Read Acts 9:19b - 25

     Saul encountered the risen Jesus on his way to Damascus and in a dramatic fashion, Saul gave his life to Jesus. We see the power of the gospel in the transformed life of Saul. The once persecutor of the gospel is now a preacher of the gospel and people are amazed (9:21)! As he continued to preach that Jesus was indeed the Son of God, we see God strengthen Saul's ministry (9:22). 

     The Jews in Damascus became frustrated because they could not counter Paul's claims about Jesus being the long-awaited Messiah as described in their Scriptures (our Old Testament). Out of their frustration, they came up with a plan to kill him. Due to God's supreme plans for Saul, He allowed their plan to become known to Saul so that he could escape the city safely.

     I am almost willing to bet that this plot against his life did not catch Saul by surprise. In Acts 9:16, Jesus tells Ananias that He will show Saul how much he must suffer for the sake of His name. This great escape of sorts reminds us that following Jesus isn't easy. In 2 Corinthians 11 Saul (Paul) rattles off several trials that he has had to endure as he faithfully followed Jesus. The list ends with a reference to this escape from Damascus in a basket. 

Read 2 Corinthians 11:23-33

     These words from Saul (Paul) give us a strong dose of realism. Following Jesus in a fallen world is difficult and will include suffering.
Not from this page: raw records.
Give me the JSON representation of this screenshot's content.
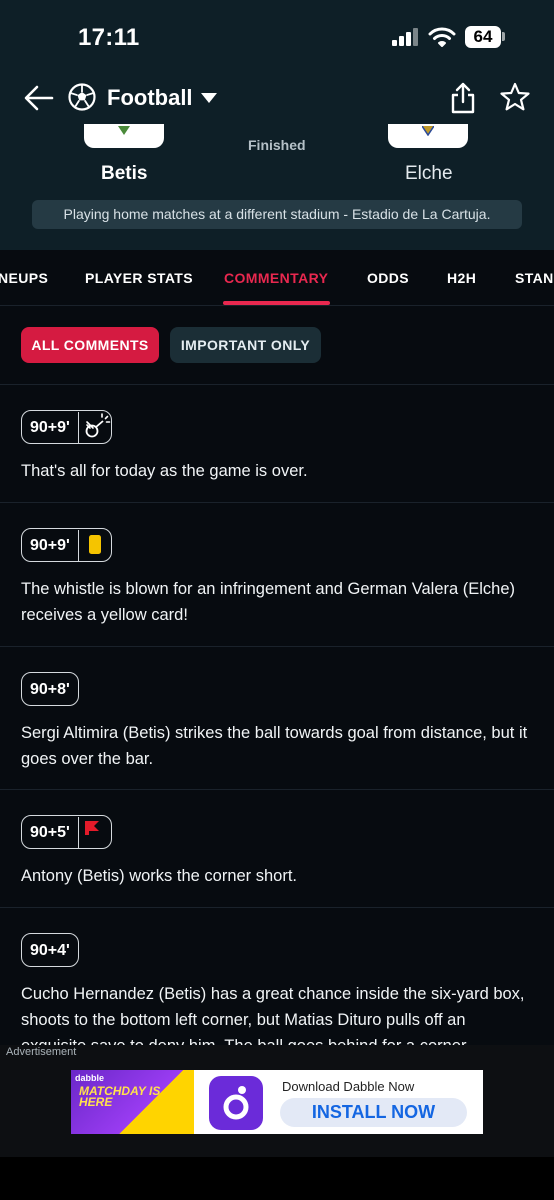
{
  "status_bar": {
    "time": "17:11",
    "battery": "64"
  },
  "nav": {
    "sport": "Football"
  },
  "match": {
    "home_team": "Betis",
    "away_team": "Elche",
    "status": "Finished",
    "venue_note": "Playing home matches at a different stadium - Estadio de La Cartuja."
  },
  "tabs": [
    {
      "label": "NEUPS"
    },
    {
      "label": "PLAYER STATS"
    },
    {
      "label": "COMMENTARY",
      "active": true
    },
    {
      "label": "ODDS"
    },
    {
      "label": "H2H"
    },
    {
      "label": "STAN"
    }
  ],
  "filters": {
    "all": "ALL COMMENTS",
    "important": "IMPORTANT ONLY",
    "selected": "all"
  },
  "commentary": [
    {
      "minute": "90+9'",
      "icon": "whistle-icon",
      "text": "That's all for today as the game is over."
    },
    {
      "minute": "90+9'",
      "icon": "yellow-card-icon",
      "text": "The whistle is blown for an infringement and German Valera (Elche) receives a yellow card!"
    },
    {
      "minute": "90+8'",
      "icon": "",
      "text": "Sergi Altimira (Betis) strikes the ball towards goal from distance, but it goes over the bar."
    },
    {
      "minute": "90+5'",
      "icon": "corner-flag-icon",
      "text": "Antony (Betis) works the corner short."
    },
    {
      "minute": "90+4'",
      "icon": "",
      "text": "Cucho Hernandez (Betis) has a great chance inside the six-yard box, shoots to the bottom left corner, but Matias Dituro pulls off an exquisite save to deny him. The ball goes behind for a corner."
    }
  ],
  "ad": {
    "label": "Advertisement",
    "brand": "dabble",
    "headline": "MATCHDAY IS HERE",
    "title": "Download Dabble Now",
    "cta": "INSTALL NOW"
  },
  "colors": {
    "accent": "#e8284f",
    "header_bg": "#0e1f27",
    "page_bg": "#070b10",
    "yellow_card": "#f5c400"
  }
}
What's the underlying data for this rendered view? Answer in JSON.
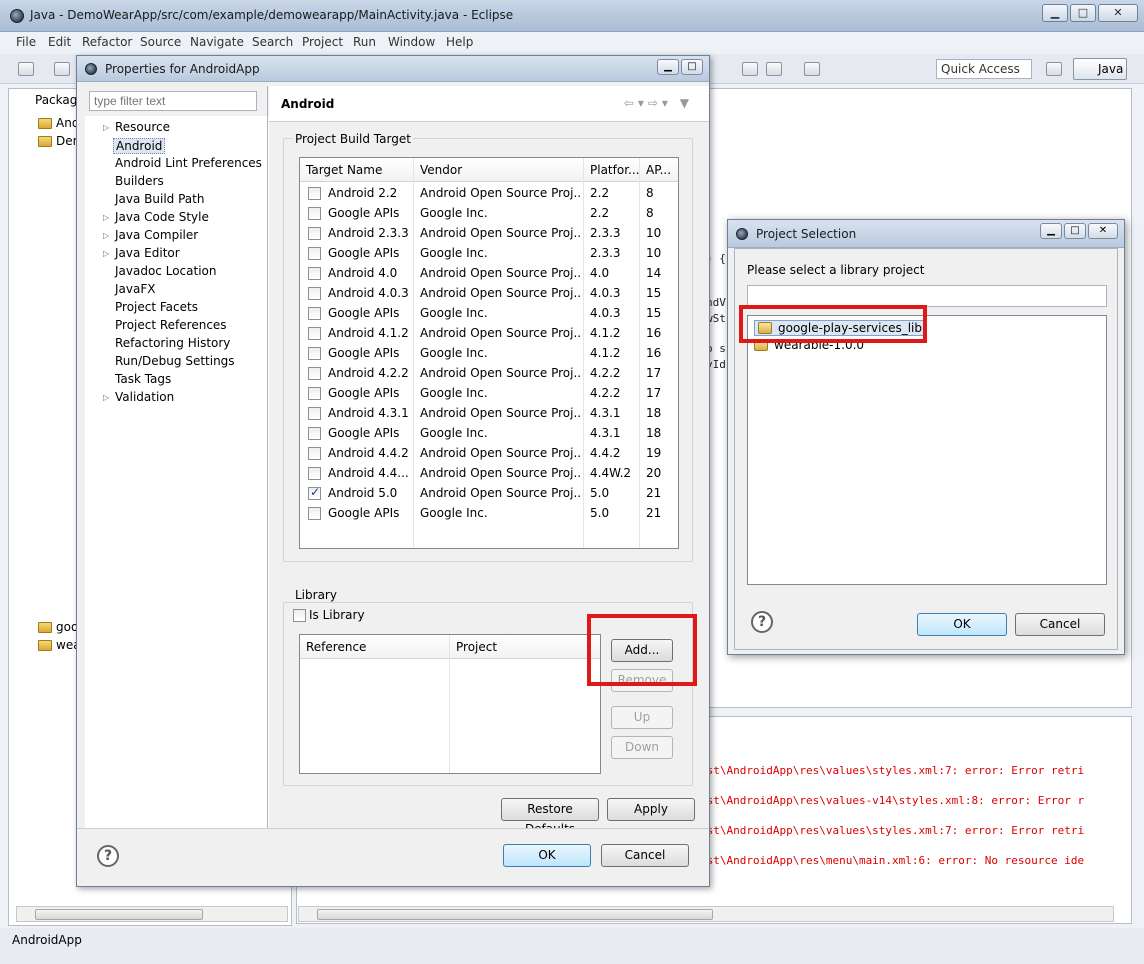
{
  "window": {
    "title": "Java - DemoWearApp/src/com/example/demowearapp/MainActivity.java - Eclipse",
    "menu": [
      "File",
      "Edit",
      "Refactor",
      "Source",
      "Navigate",
      "Search",
      "Project",
      "Run",
      "Window",
      "Help"
    ],
    "quick_access": "Quick Access",
    "perspective": "Java",
    "status": "AndroidApp"
  },
  "package_explorer": {
    "tab": "Packag",
    "items": [
      "And",
      "Dem",
      "goo",
      "wea"
    ]
  },
  "editor": {
    "fragments": [
      ") {",
      "ndV",
      "wSt",
      "o s",
      "yId"
    ]
  },
  "console": {
    "lines": [
      "est\\AndroidApp\\res\\values\\styles.xml:7: error: Error retri",
      "est\\AndroidApp\\res\\values-v14\\styles.xml:8: error: Error r",
      "est\\AndroidApp\\res\\values\\styles.xml:7: error: Error retri",
      "est\\AndroidApp\\res\\menu\\main.xml:6: error: No resource ide"
    ]
  },
  "properties": {
    "title": "Properties for AndroidApp",
    "filter_placeholder": "type filter text",
    "nav": [
      {
        "label": "Resource",
        "arrow": true
      },
      {
        "label": "Android",
        "arrow": false,
        "selected": true
      },
      {
        "label": "Android Lint Preferences",
        "arrow": false
      },
      {
        "label": "Builders",
        "arrow": false
      },
      {
        "label": "Java Build Path",
        "arrow": false
      },
      {
        "label": "Java Code Style",
        "arrow": true
      },
      {
        "label": "Java Compiler",
        "arrow": true
      },
      {
        "label": "Java Editor",
        "arrow": true
      },
      {
        "label": "Javadoc Location",
        "arrow": false
      },
      {
        "label": "JavaFX",
        "arrow": false
      },
      {
        "label": "Project Facets",
        "arrow": false
      },
      {
        "label": "Project References",
        "arrow": false
      },
      {
        "label": "Refactoring History",
        "arrow": false
      },
      {
        "label": "Run/Debug Settings",
        "arrow": false
      },
      {
        "label": "Task Tags",
        "arrow": false
      },
      {
        "label": "Validation",
        "arrow": true
      }
    ],
    "page_title": "Android",
    "build_target": {
      "label": "Project Build Target",
      "columns": [
        "Target Name",
        "Vendor",
        "Platfor...",
        "AP..."
      ],
      "rows": [
        {
          "name": "Android 2.2",
          "vendor": "Android Open Source Proj...",
          "platform": "2.2",
          "api": "8",
          "checked": false
        },
        {
          "name": "Google APIs",
          "vendor": "Google Inc.",
          "platform": "2.2",
          "api": "8",
          "checked": false
        },
        {
          "name": "Android 2.3.3",
          "vendor": "Android Open Source Proj...",
          "platform": "2.3.3",
          "api": "10",
          "checked": false
        },
        {
          "name": "Google APIs",
          "vendor": "Google Inc.",
          "platform": "2.3.3",
          "api": "10",
          "checked": false
        },
        {
          "name": "Android 4.0",
          "vendor": "Android Open Source Proj...",
          "platform": "4.0",
          "api": "14",
          "checked": false
        },
        {
          "name": "Android 4.0.3",
          "vendor": "Android Open Source Proj...",
          "platform": "4.0.3",
          "api": "15",
          "checked": false
        },
        {
          "name": "Google APIs",
          "vendor": "Google Inc.",
          "platform": "4.0.3",
          "api": "15",
          "checked": false
        },
        {
          "name": "Android 4.1.2",
          "vendor": "Android Open Source Proj...",
          "platform": "4.1.2",
          "api": "16",
          "checked": false
        },
        {
          "name": "Google APIs",
          "vendor": "Google Inc.",
          "platform": "4.1.2",
          "api": "16",
          "checked": false
        },
        {
          "name": "Android 4.2.2",
          "vendor": "Android Open Source Proj...",
          "platform": "4.2.2",
          "api": "17",
          "checked": false
        },
        {
          "name": "Google APIs",
          "vendor": "Google Inc.",
          "platform": "4.2.2",
          "api": "17",
          "checked": false
        },
        {
          "name": "Android 4.3.1",
          "vendor": "Android Open Source Proj...",
          "platform": "4.3.1",
          "api": "18",
          "checked": false
        },
        {
          "name": "Google APIs",
          "vendor": "Google Inc.",
          "platform": "4.3.1",
          "api": "18",
          "checked": false
        },
        {
          "name": "Android 4.4.2",
          "vendor": "Android Open Source Proj...",
          "platform": "4.4.2",
          "api": "19",
          "checked": false
        },
        {
          "name": "Android 4.4...",
          "vendor": "Android Open Source Proj...",
          "platform": "4.4W.2",
          "api": "20",
          "checked": false
        },
        {
          "name": "Android 5.0",
          "vendor": "Android Open Source Proj...",
          "platform": "5.0",
          "api": "21",
          "checked": true
        },
        {
          "name": "Google APIs",
          "vendor": "Google Inc.",
          "platform": "5.0",
          "api": "21",
          "checked": false
        }
      ]
    },
    "library": {
      "label": "Library",
      "is_library": "Is Library",
      "columns": [
        "Reference",
        "Project"
      ],
      "buttons": {
        "add": "Add...",
        "remove": "Remove",
        "up": "Up",
        "down": "Down"
      }
    },
    "restore_defaults": "Restore Defaults",
    "apply": "Apply",
    "ok": "OK",
    "cancel": "Cancel"
  },
  "project_selection": {
    "title": "Project Selection",
    "prompt": "Please select a library project",
    "items": [
      "google-play-services_lib",
      "wearable-1.0.0"
    ],
    "ok": "OK",
    "cancel": "Cancel"
  },
  "highlight_color": "#e01818"
}
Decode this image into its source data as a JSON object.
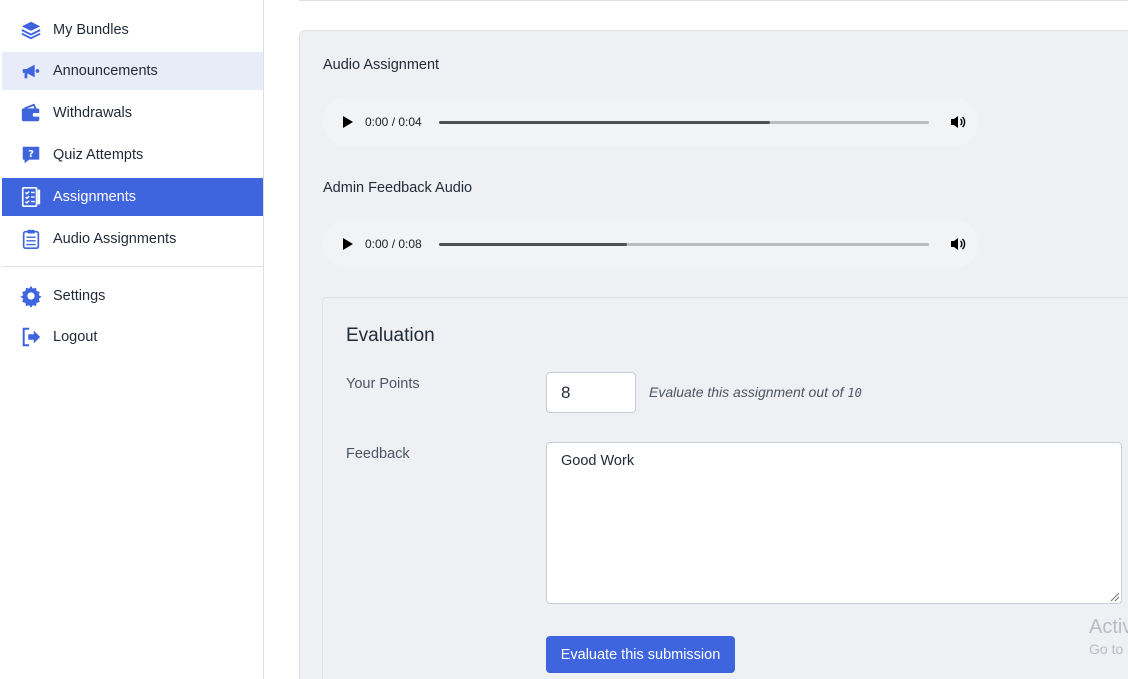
{
  "sidebar": {
    "items": [
      {
        "label": "My Bundles",
        "icon": "layers-icon"
      },
      {
        "label": "Announcements",
        "icon": "megaphone-icon"
      },
      {
        "label": "Withdrawals",
        "icon": "wallet-icon"
      },
      {
        "label": "Quiz Attempts",
        "icon": "question-icon"
      },
      {
        "label": "Assignments",
        "icon": "checklist-icon"
      },
      {
        "label": "Audio Assignments",
        "icon": "clipboard-icon"
      },
      {
        "label": "Settings",
        "icon": "gear-icon"
      },
      {
        "label": "Logout",
        "icon": "logout-icon"
      }
    ],
    "active_item": "Assignments",
    "hovered_item": "Announcements"
  },
  "main": {
    "audio_assignment": {
      "label": "Audio Assignment",
      "time": "0:00 / 0:04",
      "progress": 0.675
    },
    "admin_feedback_audio": {
      "label": "Admin Feedback Audio",
      "time": "0:00 / 0:08",
      "progress": 0.384
    },
    "evaluation": {
      "title": "Evaluation",
      "points_label": "Your Points",
      "points_value": "8",
      "hint_text": "Evaluate this assignment out of",
      "hint_max": "10",
      "feedback_label": "Feedback",
      "feedback_value": "Good Work",
      "submit_label": "Evaluate this submission"
    },
    "watermark": {
      "line1": "Activ",
      "line2": "Go to"
    }
  },
  "colors": {
    "accent": "#3e64de",
    "hover_bg": "#e8ecf8",
    "panel_bg": "#eff0f4"
  }
}
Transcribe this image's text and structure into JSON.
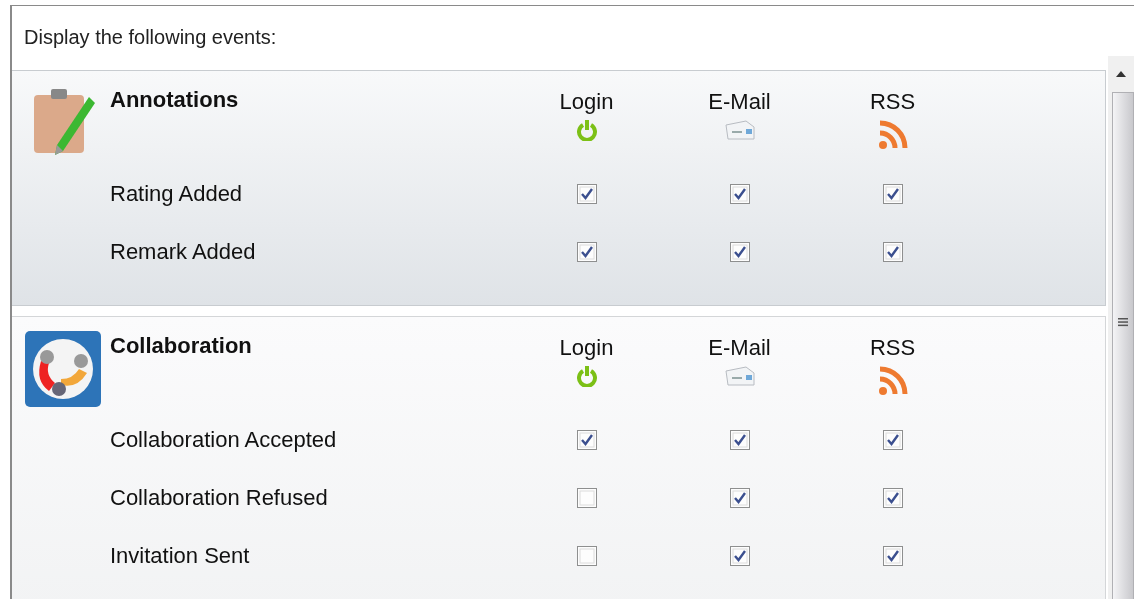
{
  "heading": "Display the following events:",
  "sections": [
    {
      "title": "Annotations",
      "kind": "clipboard",
      "highlighted": true,
      "columns": [
        {
          "label": "Login",
          "kind": "power"
        },
        {
          "label": "E-Mail",
          "kind": "mail"
        },
        {
          "label": "RSS",
          "kind": "rss"
        }
      ],
      "rows": [
        {
          "label": "Rating Added",
          "checks": [
            {
              "checked": true
            },
            {
              "checked": true
            },
            {
              "checked": true
            }
          ]
        },
        {
          "label": "Remark Added",
          "checks": [
            {
              "checked": true
            },
            {
              "checked": true
            },
            {
              "checked": true
            }
          ]
        }
      ]
    },
    {
      "title": "Collaboration",
      "kind": "people",
      "highlighted": false,
      "columns": [
        {
          "label": "Login",
          "kind": "power"
        },
        {
          "label": "E-Mail",
          "kind": "mail"
        },
        {
          "label": "RSS",
          "kind": "rss"
        }
      ],
      "rows": [
        {
          "label": "Collaboration Accepted",
          "checks": [
            {
              "checked": true
            },
            {
              "checked": true
            },
            {
              "checked": true
            }
          ]
        },
        {
          "label": "Collaboration Refused",
          "checks": [
            {
              "checked": false
            },
            {
              "checked": true
            },
            {
              "checked": true
            }
          ]
        },
        {
          "label": "Invitation Sent",
          "checks": [
            {
              "checked": false
            },
            {
              "checked": true
            },
            {
              "checked": true
            }
          ]
        }
      ]
    }
  ]
}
When writing to Timothy, Saul (Paul) bluntly informs Timothy and us today, that everyone who desires to live a godly life will be persecuted (2 Timothy 3:12). Just like we wouldn't expect a football team's defensive unit not to oppose the other team's offensive unit, we shouldn't be naive enough to think that we will not face opposition when living for Jesus.

     We will suffer on some level if we unwaveringly follow Jesus. Since we know we will suffer, it is important for us to remember that Jesus also suffered as He lovingly obeyed all of God's law and God's will for His life. He perfectly followed the law of God and the will of God even though the Father's will led Him to death on a cross (Philippians 2:8). The Bible tells us that God saved us so that we would become more and more like Jesus (Romans 8:29; 2 Corinthians 3:18; 1 John 3:2). As a disciple or follower of Jesus, our life's goal and heart's desire should be to become more like Jesus as life progresses. God uses suffering in our lives to help us become more like His Son.

     In her book A Place of Healing, Joni Eareckson Tada reflects on how we tend to worry that the cares, troubles, and afflictions of life will wear us down, dulling our joy, diluting our hope, and robbing us of the radiance we once experienced as believers. "In fact," writes Tada, "it may be the very opposite. It isn't the hurts, blows, and bruises that rob us of the freshness of Christ's beauty in our lives. More likely, it is careless ease, empty pride, earthly preoccupations, and too much prosperity that will put layers of dirty films over our souls." She then illustrates the point:

"I'll never forget years ago when I had the chance to visit Notre Dame Cathedral while I was in Paris. There it was, almost one thousand years old, standing there so huge and…black. I had never seen such a dirty cathedral! After hundreds of years of soot, dust, and smoke, Notre Dame was covered in layers of black grime. It was even difficult to make out the beautiful carvings and details on the exterior. But then the grand old cathedral went though a year-long restoration. Scaffolding was erected, and the entire exterior was sandblasted. I was stunned when I saw a recent photograph of the cathedral. It was beautiful—and so very different from the way I remembered it. … The ancient stones glowed bright and golden. You could see details on carvings that hadn't been visible in decades. It was like a different cathedral. What a wonder a bit of sandblasting can accomplish. …
When I use the word "sandblasting"—and when I think of how that process changed that cathedral in Paris—I can't help but consider that way God uses suffering to sandblast you and me. There's nothing like real hardships to strip off the veneer in which you and I so carefully cloak ourselves. Heartache and physical pain reach below the superficial, surface places of our lives, stripping away years of accumulated indifference and neglect. When pain and problems press up against a holy God, suffering can't help but strip away years of dirt. Affliction has a way of jackhammering our character, shaking us up and loosening our grip on everything we hold tightly. But the beauty of being stripped down to the basics, sandblasted until we reach a place where we fell empty and helpless, is that God can fill us up with himself. When pride and pettiness have been removed, God can fill us with "Christ in you, the hope of glory."
     When we do experience hardships for following Jesus, remember that He is with you (Matthew 28:20; Hebrews 13:5), that His grace is all that you need (2 Corinthians 12:9-10), that opposition is a part of following Jesus (2 Timothy 3:12; 1 Peter 4:12), and that suffering is used to make us more like Christ (Romans 5:3-4).